On his website (paulcraigroberts.org) today, June 7, 2021, the political economist Paul Craig Roberts wrote:
“A civilized society rests on truth and fact, not on deception and deceit. As truth and fact are censored, and deception and deceit are all that we have, we clearly do not have a civilized society.
“Indeed, a person cannot find signs anywhere in the US of a civilized society. In place of debate we have screamed insults, threats, and cancelled persons. The fate of defendants, such as officer Chauvin, are decided in the media and not in honest trials. Scientists and medical authorities lie for money as do journalists.
“Truth has no guardians in official positions, least of all in universities. [Just fathom that!]
“Governments serve undeclared agendas and orchestrate fear in order to achieve their agendas. Countries are invaded and bombed on the basis of lies and false accusations. Constitutional protections are taken away in order to protect us with unrestrained and unaccountable government police power. This list goes on.”
Paul Craig Roberts was Assistant Secretary of the US Treasury in the 1980s, and an associate editor of the Wall St Journal. He was on a committee to investigate whether the Soviets really had the ability to win an arms race. He says:
“Yet in the 21st century I was declared a “Russian agent/Putin dupe” by a new website called PropOrNot that could not be identified and perhaps was funded by the CIA, and which was endorsed by the Washington Post, a suspected long-term CIA asset. I was labeled a Russian agent for the same reason Trump was subjected to the Russiagate hoax—to prevent normal relations with Russia. … Normal relations with Russia would mean a reduction in the budget and power of the military/security complex. Thus, those of us in favor of reducing the chances of nuclear war were said to be against America and for Russia.
“Not content with this, I was next labeled an ‘anti-semite’ because I posted as a guest column an article by an Israeli citizen critical of Israel’s treatment of the Palestinians. The fact that I permitted free speech to an Israeli meant I was anti-semitic.
“Not content with this, I was declared a ‘holocaust denier’ when I quoted in a book review David Irving’s report that although he has documented many Nazi atrocities against Jews, he has not been able to find any evidence anywhere of an organized policy of holocaust despite 50 years of searching.”
“These attacks were designed to reduce the readership of my website. If I can be misrepresented, little wonder that expert scientists who raise expert questions about Covid and its treatment can be silenced or that 3,000 high-rise architects and structural engineers can be dismissed as ‘conspiracy theorists’ by scientifically ignorant presstitutes incapable of high school algebra.

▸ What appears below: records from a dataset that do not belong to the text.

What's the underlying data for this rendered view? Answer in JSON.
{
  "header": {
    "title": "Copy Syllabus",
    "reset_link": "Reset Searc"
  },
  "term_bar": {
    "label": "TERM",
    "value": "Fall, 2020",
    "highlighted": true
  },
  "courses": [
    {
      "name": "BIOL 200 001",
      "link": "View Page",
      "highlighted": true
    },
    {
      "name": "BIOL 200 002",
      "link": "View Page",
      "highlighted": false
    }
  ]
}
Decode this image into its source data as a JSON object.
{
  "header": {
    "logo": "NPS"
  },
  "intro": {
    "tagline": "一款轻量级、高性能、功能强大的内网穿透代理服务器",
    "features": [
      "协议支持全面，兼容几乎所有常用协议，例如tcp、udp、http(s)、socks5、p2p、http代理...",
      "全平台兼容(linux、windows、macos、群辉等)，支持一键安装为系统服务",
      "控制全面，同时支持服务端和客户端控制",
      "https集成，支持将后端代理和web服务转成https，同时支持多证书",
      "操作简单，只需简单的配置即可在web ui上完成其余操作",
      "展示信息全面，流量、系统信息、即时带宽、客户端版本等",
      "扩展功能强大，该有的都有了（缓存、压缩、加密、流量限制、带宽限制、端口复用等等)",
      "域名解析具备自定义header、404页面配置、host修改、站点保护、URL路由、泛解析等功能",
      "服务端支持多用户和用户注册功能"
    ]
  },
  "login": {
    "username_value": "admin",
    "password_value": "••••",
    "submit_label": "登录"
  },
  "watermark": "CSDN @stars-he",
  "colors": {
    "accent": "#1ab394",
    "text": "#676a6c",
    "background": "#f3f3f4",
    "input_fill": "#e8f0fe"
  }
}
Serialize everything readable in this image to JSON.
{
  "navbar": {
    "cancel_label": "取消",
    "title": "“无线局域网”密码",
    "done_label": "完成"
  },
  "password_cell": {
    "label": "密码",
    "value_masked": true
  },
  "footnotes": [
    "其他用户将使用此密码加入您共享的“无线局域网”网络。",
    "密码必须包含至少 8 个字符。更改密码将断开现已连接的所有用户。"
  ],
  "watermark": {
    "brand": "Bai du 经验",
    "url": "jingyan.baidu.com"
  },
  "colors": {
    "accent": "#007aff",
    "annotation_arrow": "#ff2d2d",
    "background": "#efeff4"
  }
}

“We live in a country in which people of good character and solid expertise can be dismissed and even demonized by ignorant fools of zero accomplishment. In other words, leadership by the capable is impossible. To put it another way, in the US today character, integrity, facts, and truth are of no consequence. The elite have an agenda, and all those in the way are run over.”
I am in favor of turning the clock back. I agree with Paul Craig Roberts that “We can’t have this.” It’s not biologically tenable. Human interactions beyond the family (as within the family) are based on some mechanism of trust. This has to do with fair exchange. I will give up some of my prerogatives (not too many, please!) so you, too can have your prerogatives.
The mechanism also has to do with authority. Every normal human can recognize and feel comforted by an authority that makes fair rules. For a while in the 20th century, we continued to carry over our old expectations that the Constitution, which is basically a covenant, would be honored.
I say the best way to deal now would be to get back on that track. Sure, the blacksmith poem is a bit mushy, but it bespeaks reality:
“Thanks, thanks to thee, my worthy friend,
For the lesson thou hast taught!
Thus at the flaming forge of life
Our fortunes must be wrought;
Thus on its sounding anvil shaped
Each burning deed and thought.”
I also think a little patriotism would go a long way. I mean honest patriotism. Actually I mean dead-honest patriotism.
Dear Rayelan, here’s a Happy Birthday song for your Rumormill that could only happen in 2021: